5 Ways To Protect Your Teen When They Are Home Alone
The teen years are a massive leap of independence for young people. As a parent, you may be leaving your teen home alone or with pre-approved friends. It's normal to want to keep them as safe as possible while allowing them to spread their wings and learn to care for themselves.
Home security tools and systems are a great way to keep your teen safe while you are away.
Have you updated your security systems lately?
Does your teen know about them or how to use them?
You can amplify your home security to be teen-friendly, so they know what to do in case something is amiss, and you can worry (a little bit) less about their safety while they are by themselves.
Listed below are five ways to protect your teen with home security tools and systems while they're home alone
- Invest in a doorbell camera
- Reinforce points of entry
- Use a safe to keep valuables out of reach
- Place cameras in high traffic areas
- Home security system with a panic button
1. Invest in a doorbell camera
You probably had a conversation or two with your teen about who is allowed in your home when you're not around. You most likely have rules around guests and when they can come over. Still, an unexpected guest who comes about when you aren't home is something you should plan for.
A doorbell camera helps your teen pause and think about safety before answering the door. The camera, which can connect to your family member's smartphones, will let you and your teen know who's knocking and reduce the safety concerns for opening the door for strangers. A unique feature some doorbell cams have, such at the Ring, is a microphone. Your teen can tell the stranger they will not be opening the door.
2. Reinforce points of entry
Most break ins either happen through the front door, 34%, or the windows, 23%. It's possible for an intruder to just turn a knob and walk right in. Let your teen know that doors and windows need to remain locked at all times. Reinforce entry points with deadbolt locks, which deter possible intruders because they are harder to pick or break. You can also invest in additional window locks to make basement and first-floor windows more secure and less prone to entry.
Sliding glass doors are frequently forgotten as a point of entry because they are typically in the back of the home and concealed from the street. Intruders know this and sometimes try to use a backdoor entrance if they think they can open it easily.
Reinforce sliding glass doors with a dowel between the door and the wall frame. You could also use additional locks on these doors. A dowel can't be removed from the outside and prevents the door from sliding open, which appears to be a more secure option.
3. Use a safe to keep valuables out of reach
As much as you may try to prevent unwanted visitors from entering your home when you are gone, chances are your teen may still have a friend or two over. To keep mischief at bay, store potentially dangerous items, such as a gun or taser, in a locked safe that is bolted down to the ground or into the wall. You can also store expensive items and cash in the safe.
You will also want to keep your safe obscure so as not to tempt curious adolescents from tampering with the safe. There are many different safes on the market, but we recommend The Space Safe as it gives you some peace of mind through its incognito design that looks more like a tablet than a safe.

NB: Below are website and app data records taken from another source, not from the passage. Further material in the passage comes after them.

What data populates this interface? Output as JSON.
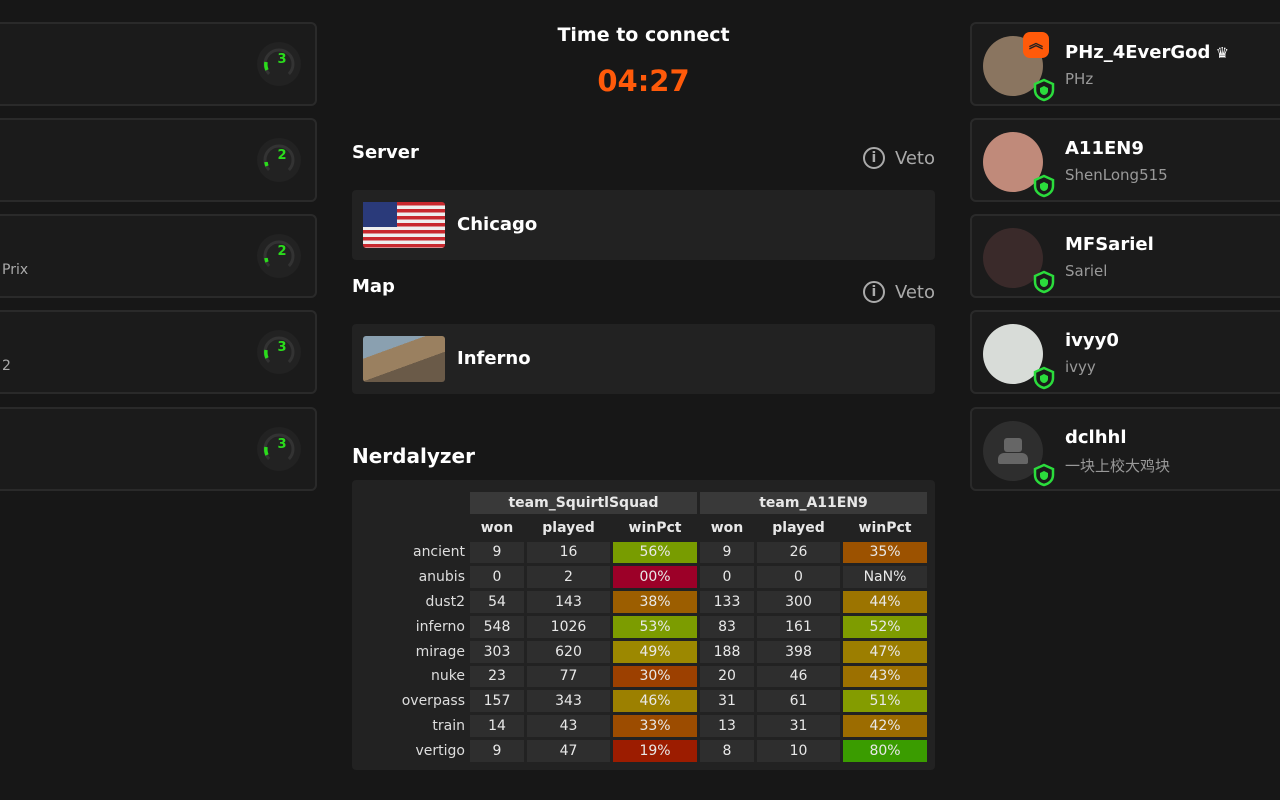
{
  "left_cards": [
    {
      "sub": "",
      "level": "3"
    },
    {
      "sub": "",
      "level": "2"
    },
    {
      "sub": "Prix",
      "level": "2"
    },
    {
      "sub": "2",
      "level": "3"
    },
    {
      "sub": "",
      "level": "3"
    }
  ],
  "header": {
    "title": "Time to connect",
    "countdown": "04:27"
  },
  "server": {
    "label": "Server",
    "veto": "Veto",
    "value": "Chicago"
  },
  "map": {
    "label": "Map",
    "veto": "Veto",
    "value": "Inferno"
  },
  "nerdalyzer": {
    "title": "Nerdalyzer",
    "teams": [
      "team_SquirtlSquad",
      "team_A11EN9"
    ],
    "columns": [
      "won",
      "played",
      "winPct"
    ],
    "rows": [
      {
        "map": "ancient",
        "t1": [
          "9",
          "16",
          "56%"
        ],
        "t2": [
          "9",
          "26",
          "35%"
        ],
        "c1": "#789c00",
        "c2": "#9c5200"
      },
      {
        "map": "anubis",
        "t1": [
          "0",
          "2",
          "00%"
        ],
        "t2": [
          "0",
          "0",
          "NaN%"
        ],
        "c1": "#9c0028",
        "c2": "#2e2e2e"
      },
      {
        "map": "dust2",
        "t1": [
          "54",
          "143",
          "38%"
        ],
        "t2": [
          "133",
          "300",
          "44%"
        ],
        "c1": "#9c5e00",
        "c2": "#9c7400"
      },
      {
        "map": "inferno",
        "t1": [
          "548",
          "1026",
          "53%"
        ],
        "t2": [
          "83",
          "161",
          "52%"
        ],
        "c1": "#7c9c00",
        "c2": "#7e9c00"
      },
      {
        "map": "mirage",
        "t1": [
          "303",
          "620",
          "49%"
        ],
        "t2": [
          "188",
          "398",
          "47%"
        ],
        "c1": "#9c8800",
        "c2": "#9c7e00"
      },
      {
        "map": "nuke",
        "t1": [
          "23",
          "77",
          "30%"
        ],
        "t2": [
          "20",
          "46",
          "43%"
        ],
        "c1": "#9c4000",
        "c2": "#9c7000"
      },
      {
        "map": "overpass",
        "t1": [
          "157",
          "343",
          "46%"
        ],
        "t2": [
          "31",
          "61",
          "51%"
        ],
        "c1": "#9c8000",
        "c2": "#849c00"
      },
      {
        "map": "train",
        "t1": [
          "14",
          "43",
          "33%"
        ],
        "t2": [
          "13",
          "31",
          "42%"
        ],
        "c1": "#9c4c00",
        "c2": "#9c6c00"
      },
      {
        "map": "vertigo",
        "t1": [
          "9",
          "47",
          "19%"
        ],
        "t2": [
          "8",
          "10",
          "80%"
        ],
        "c1": "#9c1c00",
        "c2": "#3a9c00"
      }
    ]
  },
  "players": [
    {
      "name": "PHz_4EverGod",
      "sub": "PHz",
      "leader": true,
      "avatar": "#8a7560"
    },
    {
      "name": "A11EN9",
      "sub": "ShenLong515",
      "leader": false,
      "avatar": "#c08a7a"
    },
    {
      "name": "MFSariel",
      "sub": "Sariel",
      "leader": false,
      "avatar": "#3a2a2a"
    },
    {
      "name": "ivyy0",
      "sub": "ivyy",
      "leader": false,
      "avatar": "#d8dcd8"
    },
    {
      "name": "dclhhl",
      "sub": "一块上校大鸡块",
      "leader": false,
      "avatar": "#2e2e2e"
    }
  ],
  "colors": {
    "accent": "#ff5a0a",
    "level": "#2bdc1c",
    "shield": "#2bdc3c"
  }
}
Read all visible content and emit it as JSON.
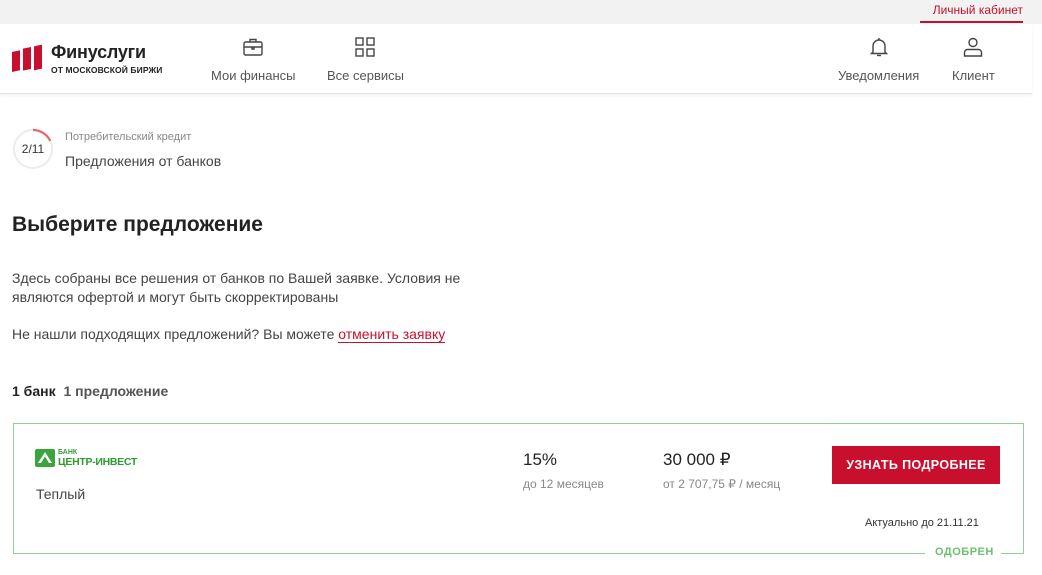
{
  "topbar": {
    "account_link": "Личный кабинет"
  },
  "header": {
    "logo_title": "Финуслуги",
    "logo_subtitle": "ОТ МОСКОВСКОЙ БИРЖИ",
    "nav": {
      "finances": "Мои финансы",
      "services": "Все сервисы",
      "notifications": "Уведомления",
      "client": "Клиент"
    }
  },
  "step": {
    "progress_text": "2/11",
    "progress_fraction": 0.18,
    "category": "Потребительский кредит",
    "title": "Предложения от банков"
  },
  "main": {
    "title": "Выберите предложение",
    "description": "Здесь собраны все решения от банков по Вашей заявке. Условия не являются офертой и могут быть скорректированы",
    "cancel_text": "Не нашли подходящих предложений? Вы можете ",
    "cancel_link": "отменить заявку",
    "bank_count": "1 банк",
    "offer_count": "1 предложение"
  },
  "offer": {
    "bank_name_small": "БАНК",
    "bank_name_big": "ЦЕНТР-ИНВЕСТ",
    "product": "Теплый",
    "rate": "15%",
    "term": "до 12 месяцев",
    "amount": "30 000 ₽",
    "payment": "от 2 707,75 ₽ / месяц",
    "button": "УЗНАТЬ ПОДРОБНЕЕ",
    "valid_until": "Актуально до 21.11.21",
    "status": "ОДОБРЕН"
  },
  "colors": {
    "accent": "#c8102e",
    "approved": "#6cc070",
    "bank_green": "#2f9a2f"
  }
}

The Space Safe also has tamper sensors that will immediately let you know if anyone is trying to physically enter your safe through an alert on your phone. Not only will the safe alert you, but it will also immediately go into lock down mode so the safe is rendered inaccessible until you reset it with a code or fingerprint detection.
Can't remember if you put the right items in your safe?

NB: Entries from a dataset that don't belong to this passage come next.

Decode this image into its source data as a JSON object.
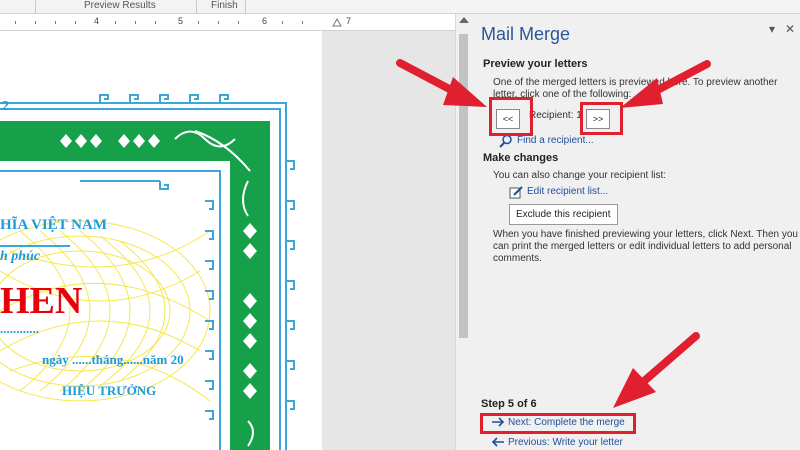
{
  "ribbon": {
    "preview_results": "Preview Results",
    "finish": "Finish"
  },
  "ruler": {
    "marks": [
      "4",
      "5",
      "6",
      "7"
    ]
  },
  "document": {
    "number": "2",
    "line1": "HĨA VIỆT NAM",
    "line2": "h phúc",
    "title": "HEN",
    "dots": "............",
    "date_line": "ngày ......tháng......năm 20",
    "signer": "HIỆU TRƯỞNG"
  },
  "pane": {
    "title": "Mail Merge",
    "dropdown_icon": "▾",
    "close_icon": "✕",
    "preview_heading": "Preview your letters",
    "preview_desc1": "One of the merged letters is previewed here. To preview another",
    "preview_desc2": "letter, click one of the following:",
    "prev_label": "<<",
    "recipient_label": "Recipient: 1",
    "next_label": ">>",
    "find_recipient": "Find a recipient...",
    "changes_heading": "Make changes",
    "changes_desc": "You can also change your recipient list:",
    "edit_list": "Edit recipient list...",
    "exclude_label": "Exclude this recipient",
    "finish_desc1": "When you have finished previewing your letters, click Next. Then you",
    "finish_desc2": "can print the merged letters or edit individual letters to add personal",
    "finish_desc3": "comments.",
    "step_label": "Step 5 of 6",
    "next_step": "Next: Complete the merge",
    "prev_step": "Previous: Write your letter"
  },
  "colors": {
    "accent_red": "#e0202f",
    "border_green": "#16a04a",
    "title_red": "#e8000b",
    "text_blue": "#1e9ad6",
    "link_blue": "#1f4e9c"
  }
}
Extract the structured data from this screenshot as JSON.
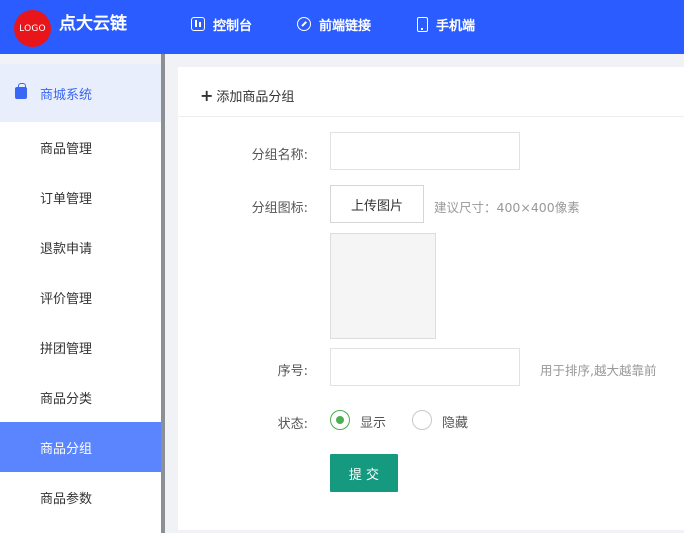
{
  "header": {
    "logo_text": "LOGO",
    "brand": "点大云链",
    "nav": {
      "control": "控制台",
      "frontend_link": "前端链接",
      "mobile": "手机端"
    }
  },
  "sidebar": {
    "section": "商城系统",
    "items": [
      "商品管理",
      "订单管理",
      "退款申请",
      "评价管理",
      "拼团管理",
      "商品分类",
      "商品分组",
      "商品参数"
    ],
    "active": "商品分组"
  },
  "form": {
    "header_action": "添加商品分组",
    "name_label": "分组名称:",
    "name_value": "",
    "icon_label": "分组图标:",
    "upload_button": "上传图片",
    "icon_hint": "建议尺寸：400×400像素",
    "order_label": "序号:",
    "order_value": "",
    "order_hint": "用于排序,越大越靠前",
    "status_label": "状态:",
    "status_options": [
      "显示",
      "隐藏"
    ],
    "status_selected": "显示",
    "submit": "提 交"
  },
  "colors": {
    "header_bg": "#2b5cff",
    "active_item": "#5b84ff",
    "submit_bg": "#159a80",
    "radio_checked": "#4caf50"
  }
}
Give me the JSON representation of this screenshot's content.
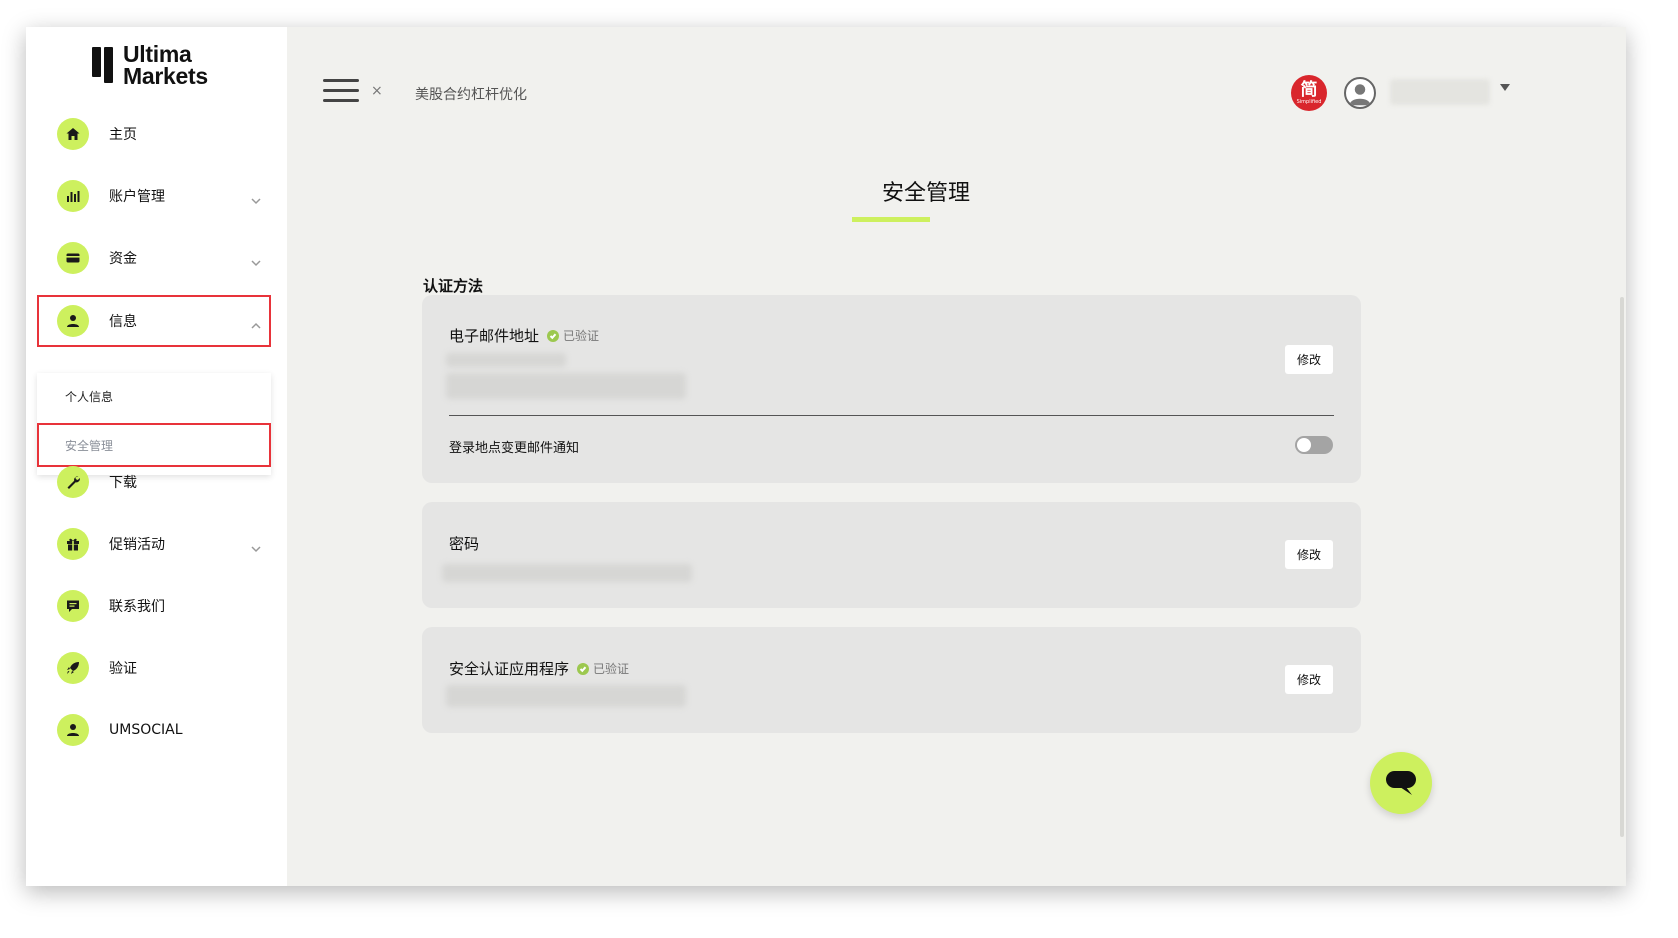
{
  "brand": {
    "line1": "Ultima",
    "line2": "Markets"
  },
  "sidebar": {
    "items": [
      {
        "label": "主页",
        "icon": "home-icon"
      },
      {
        "label": "账户管理",
        "icon": "bar-chart-icon"
      },
      {
        "label": "资金",
        "icon": "wallet-icon"
      },
      {
        "label": "信息",
        "icon": "user-icon"
      },
      {
        "label": "下载",
        "icon": "wrench-icon"
      },
      {
        "label": "促销活动",
        "icon": "gift-icon"
      },
      {
        "label": "联系我们",
        "icon": "chat-icon"
      },
      {
        "label": "验证",
        "icon": "rocket-icon"
      },
      {
        "label": "UMSOCIAL",
        "icon": "user-icon"
      }
    ],
    "submenu": [
      {
        "label": "个人信息"
      },
      {
        "label": "安全管理"
      }
    ]
  },
  "topbar": {
    "close_symbol": "×",
    "breadcrumb": "美股合约杠杆优化",
    "lang_big": "简",
    "lang_small": "Simplified"
  },
  "main": {
    "title": "安全管理",
    "section_title": "认证方法",
    "email_card": {
      "title": "电子邮件地址",
      "verified": "已验证",
      "edit_label": "修改",
      "toggle_label": "登录地点变更邮件通知"
    },
    "password_card": {
      "title": "密码",
      "edit_label": "修改"
    },
    "auth_card": {
      "title": "安全认证应用程序",
      "verified": "已验证",
      "edit_label": "修改"
    }
  },
  "colors": {
    "accent": "#cdf05e",
    "highlight": "#e8333a",
    "lang_badge": "#d9262c"
  }
}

With The Space Safe, you can see the contents in your safe via your smartphone app. There are strategically placed cameras both in and outside the safe so you can check on your belongings to make sure your teen is safe from any potentially dangerous or tempting items.
4. Place cameras in high traffic areas
Take the uncertainty out of your mind with well-placed cameras in and around your home. Outdoor cameras can help you see who is lurking around your property when they shouldn't be.
On the other hand, indoor cameras will allow you to see who is in your home and if they are pre-approved guests. Both options will make it easier to alert your teen that whoever is in the house needs to go or not to answer the door should a stranger be present.
5. Home security system with a panic button
A home security system creates safety and security within your home. If your teen is home alone, they should know how and when to arm or disarm the security system.
If your teen is home without you, they could benefit from a security system that has a panic button feature, either on the control panel or placed in a few areas around your home.
They will have easy access to help if they need it.
Curiosity and pushing the boundaries are in a teenager's blood. We hope these tips on enhancing your home's security will help keep your teen safe at home and your worry at bay.
Interested in a smart safe to protect your belongings? Buy The Space Safe. A one-of-a-kind smart safe packed with features to keep dangerous or tempting items out of reach of your teen's curiosity.
ADT. How Do Burglars Break into Homes?
Images used are not the property of SPACE and are used for inspiration to discuss products.
— Danielle Cotter